Items from an interface collection
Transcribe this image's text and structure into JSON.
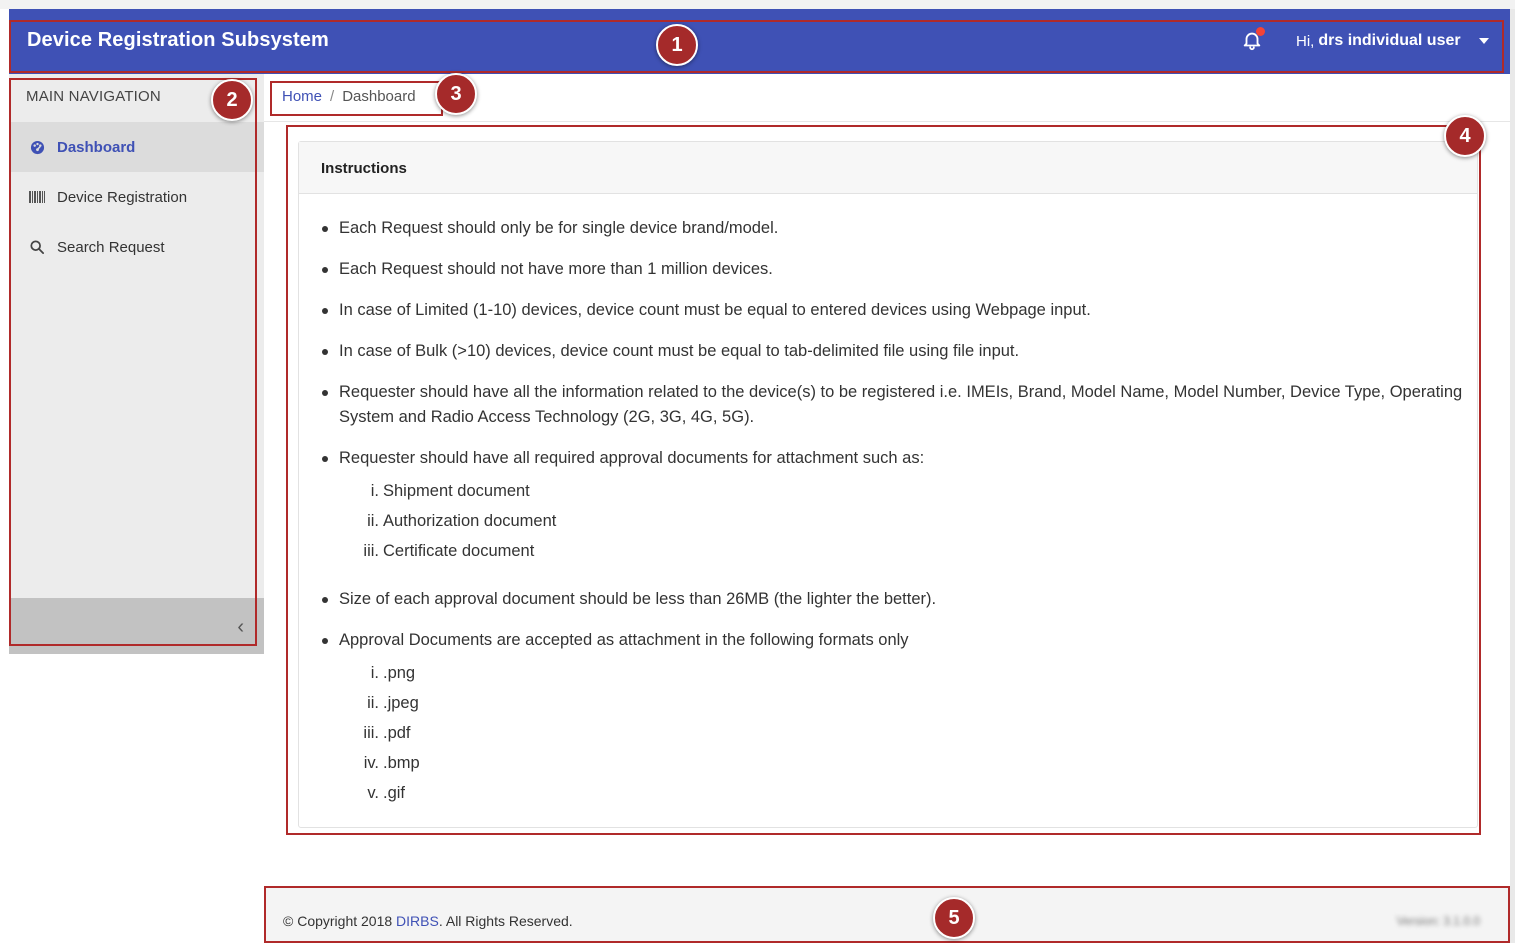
{
  "header": {
    "title": "Device Registration Subsystem",
    "greeting": "Hi,",
    "user_name": "drs individual user"
  },
  "sidebar": {
    "heading": "MAIN NAVIGATION",
    "items": [
      {
        "label": "Dashboard",
        "icon": "dashboard-icon",
        "active": true
      },
      {
        "label": "Device Registration",
        "icon": "barcode-icon",
        "active": false
      },
      {
        "label": "Search Request",
        "icon": "search-icon",
        "active": false
      }
    ]
  },
  "breadcrumb": {
    "home": "Home",
    "separator": "/",
    "current": "Dashboard"
  },
  "instructions": {
    "title": "Instructions",
    "items": [
      "Each Request should only be for single device brand/model.",
      "Each Request should not have more than 1 million devices.",
      "In case of Limited (1-10) devices, device count must be equal to entered devices using Webpage input.",
      "In case of Bulk (>10) devices, device count must be equal to tab-delimited file using file input.",
      "Requester should have all the information related to the device(s) to be registered i.e. IMEIs, Brand, Model Name, Model Number, Device Type, Operating System and Radio Access Technology (2G, 3G, 4G, 5G).",
      "Requester should have all required approval documents for attachment such as:",
      "Size of each approval document should be less than 26MB (the lighter the better).",
      "Approval Documents are accepted as attachment in the following formats only"
    ],
    "documents": [
      {
        "num": "i.",
        "text": "Shipment document"
      },
      {
        "num": "ii.",
        "text": "Authorization document"
      },
      {
        "num": "iii.",
        "text": "Certificate document"
      }
    ],
    "formats": [
      {
        "num": "i.",
        "text": ".png"
      },
      {
        "num": "ii.",
        "text": ".jpeg"
      },
      {
        "num": "iii.",
        "text": ".pdf"
      },
      {
        "num": "iv.",
        "text": ".bmp"
      },
      {
        "num": "v.",
        "text": ".gif"
      }
    ]
  },
  "footer": {
    "copyright_prefix": "© Copyright 2018 ",
    "org": "DIRBS",
    "copyright_suffix": ". All Rights Reserved.",
    "version": "Version: 3.1.0.0"
  },
  "annotations": [
    "1",
    "2",
    "3",
    "4",
    "5"
  ],
  "colors": {
    "header_bg": "#3f51b5",
    "accent": "#3f51b5",
    "annotation": "#a52a2a",
    "notification_dot": "#f44336"
  }
}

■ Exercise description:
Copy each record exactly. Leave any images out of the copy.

■ Solution for this problem:
Transcribe this image's text and structure into JSON.
{
  "header": {
    "title": "Device Registration Subsystem",
    "greeting": "Hi,",
    "user_name": "drs individual user"
  },
  "sidebar": {
    "heading": "MAIN NAVIGATION",
    "items": [
      {
        "label": "Dashboard",
        "icon": "dashboard-icon",
        "active": true
      },
      {
        "label": "Device Registration",
        "icon": "barcode-icon",
        "active": false
      },
      {
        "label": "Search Request",
        "icon": "search-icon",
        "active": false
      }
    ]
  },
  "breadcrumb": {
    "home": "Home",
    "separator": "/",
    "current": "Dashboard"
  },
  "instructions": {
    "title": "Instructions",
    "items": [
      "Each Request should only be for single device brand/model.",
      "Each Request should not have more than 1 million devices.",
      "In case of Limited (1-10) devices, device count must be equal to entered devices using Webpage input.",
      "In case of Bulk (>10) devices, device count must be equal to tab-delimited file using file input.",
      "Requester should have all the information related to the device(s) to be registered i.e. IMEIs, Brand, Model Name, Model Number, Device Type, Operating System and Radio Access Technology (2G, 3G, 4G, 5G).",
      "Requester should have all required approval documents for attachment such as:",
      "Size of each approval document should be less than 26MB (the lighter the better).",
      "Approval Documents are accepted as attachment in the following formats only"
    ],
    "documents": [
      {
        "num": "i.",
        "text": "Shipment document"
      },
      {
        "num": "ii.",
        "text": "Authorization document"
      },
      {
        "num": "iii.",
        "text": "Certificate document"
      }
    ],
    "formats": [
      {
        "num": "i.",
        "text": ".png"
      },
      {
        "num": "ii.",
        "text": ".jpeg"
      },
      {
        "num": "iii.",
        "text": ".pdf"
      },
      {
        "num": "iv.",
        "text": ".bmp"
      },
      {
        "num": "v.",
        "text": ".gif"
      }
    ]
  },
  "footer": {
    "copyright_prefix": "© Copyright 2018 ",
    "org": "DIRBS",
    "copyright_suffix": ". All Rights Reserved.",
    "version": "Version: 3.1.0.0"
  },
  "annotations": [
    "1",
    "2",
    "3",
    "4",
    "5"
  ],
  "colors": {
    "header_bg": "#3f51b5",
    "accent": "#3f51b5",
    "annotation": "#a52a2a",
    "notification_dot": "#f44336"
  }
}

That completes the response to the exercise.